The friendly banker is always willing to give you a personal loan based on your CIBIL score. The challenge is that a personal loan entails a fixed commitment in the form of EMI each month for of 3-5 years. Further, rates of interest at 15-17% are quite steep.
Finally, you can take a loan against your assets. The bank will be willing to fund up to 50% of the market value of your shares or mutual funds. In case of bonds, you can get a loan up to 75% of the value. You can also pledge your gold ornaments and get a loan against that. These loans carry a lower rate of interest compared to personal loans. A word of caution here. Such loans are for a short period of around 1 year or so. If you are unable to pay back the loan, your financer will dispose the assets to recover the loan.
Should I borrow to meet my lifestyle expenses or should I plan my lifestyle according to my income?
That, in a way, is the million dollar question.

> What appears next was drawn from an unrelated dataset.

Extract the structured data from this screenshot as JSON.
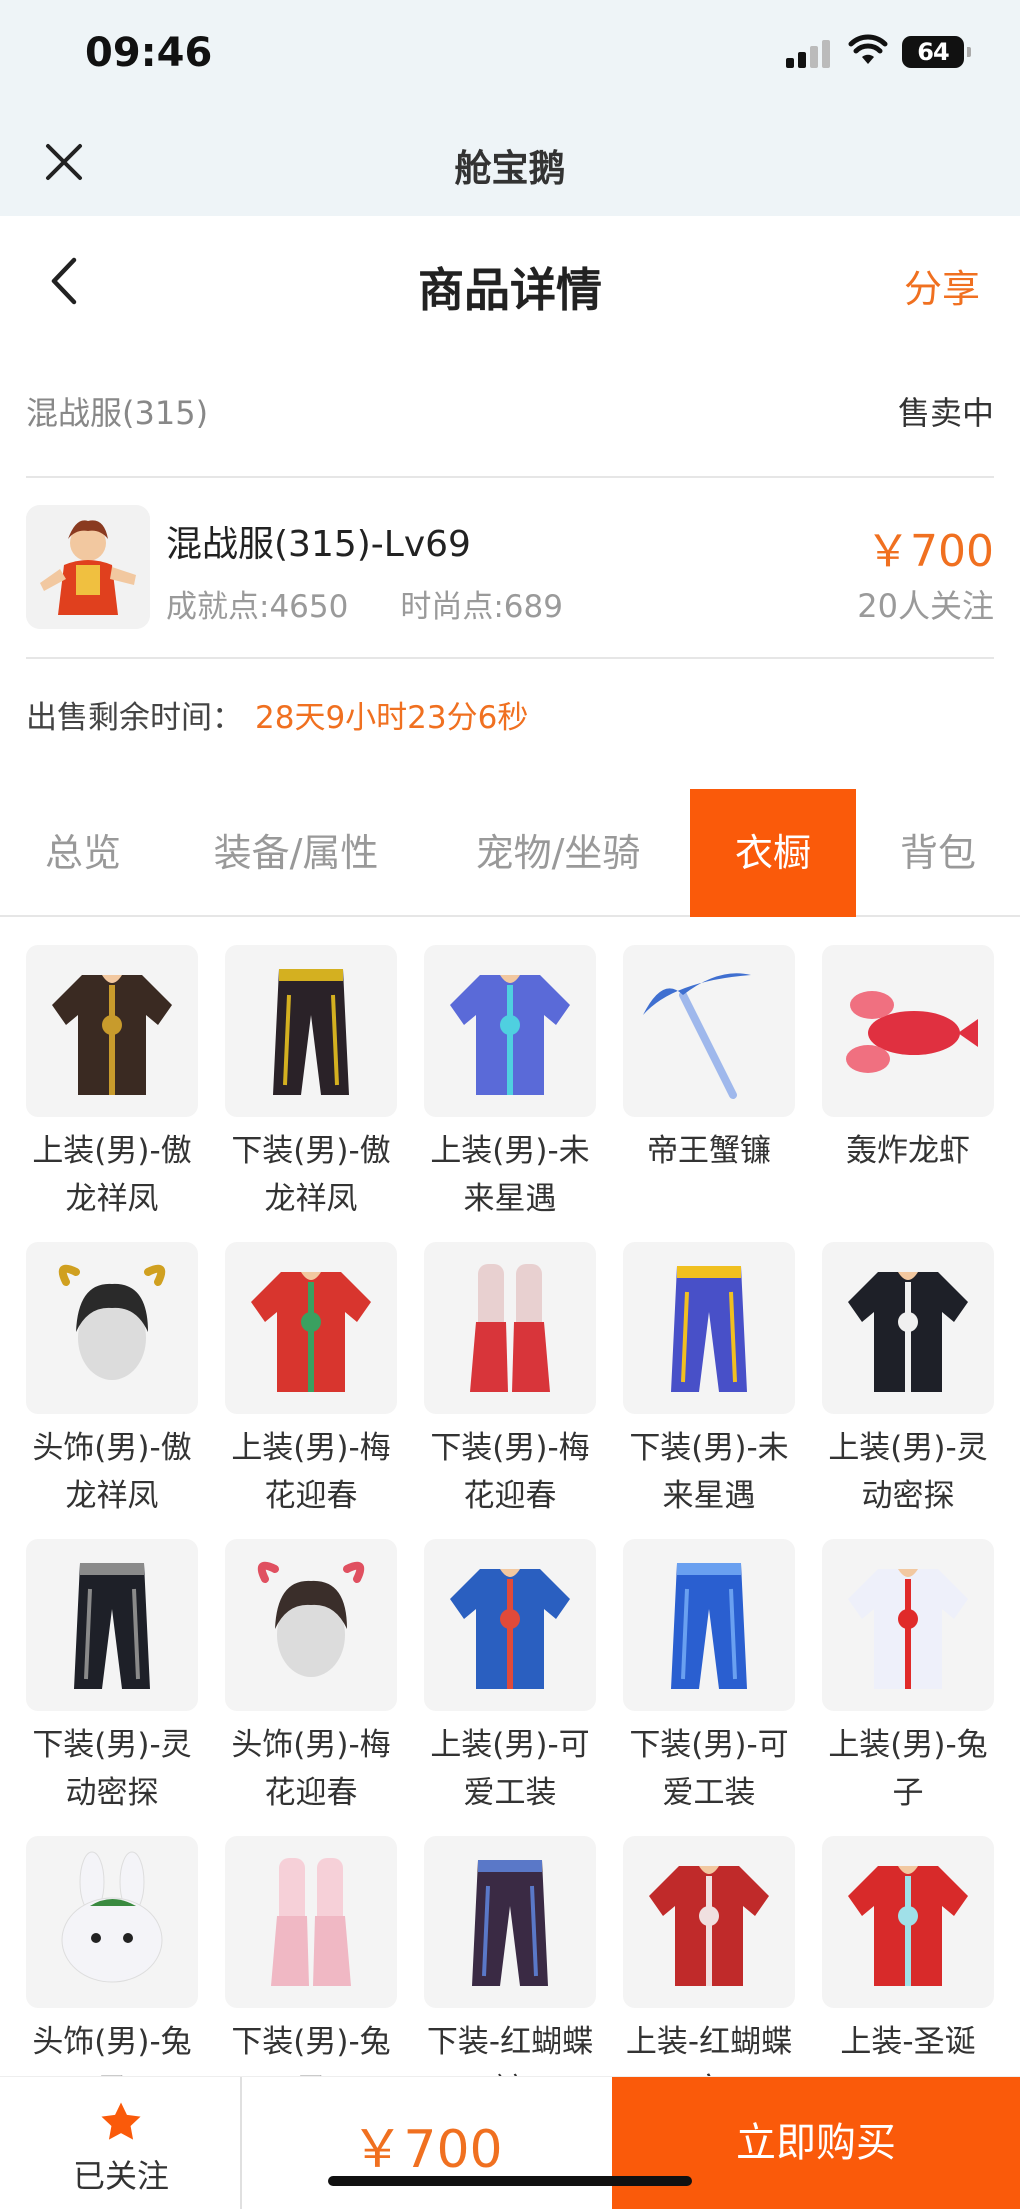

Does it make sense to really try and finance you television or refrigerator with a personal loan at 17% interest. A TV and refrigerator are unproductive consumption assets. Is it worth pledging your equity and mutual funds for a European holiday? The better way is to save regularly and plan for such expenses.
Scenario 1: You want to buy a stainless steel multi-door Whirlpool refrigerator with 570 litre capacity, an in-built compressor, and a bottom freezer. It costs nearly Rs1.50 lakh in the market, but you can buy it on Amazon at Rs1.20 lakh. How do you plan this purchase?
Find the calculator here: https://www.indiainfoline.com/calculators/sip-calculatorAll you need to do is to save Rs10,000 per month via a conservative debt fund SIP. Even assuming that you earn 8% post-tax, you will reach your target at the end of one year. You can argue that you contributed the principal of Rs1.20 lakh, but what matters is the discipline you adhered to. At the end of the year, you have the high-end refrigerator in your kitchen with no debt to worry about.
Scenario 2: You want take your wife and little daughter on a 7-day trip to Eastern Europe. You have calculated that your all-in cost including the air-fare, hotels, and food and shopping will come to Rs5 lakhs after 3 years. How do you plan for that?
With a 3-year time frame, you can take a slightly higher risk to earn 9% on your bond funds. You just need to invest Rs12,000 per month for the next 3 years, and you are ready to go to Eastern Europe. Unlike in the case of the refrigerator, here, your ROI takes care of 13% of the cost and the balance is your investment. You save the interest payouts, you make money work hard for you, and you achieve your goal without the debt burden. This is definitely a better way to meet your lifestyle expenses!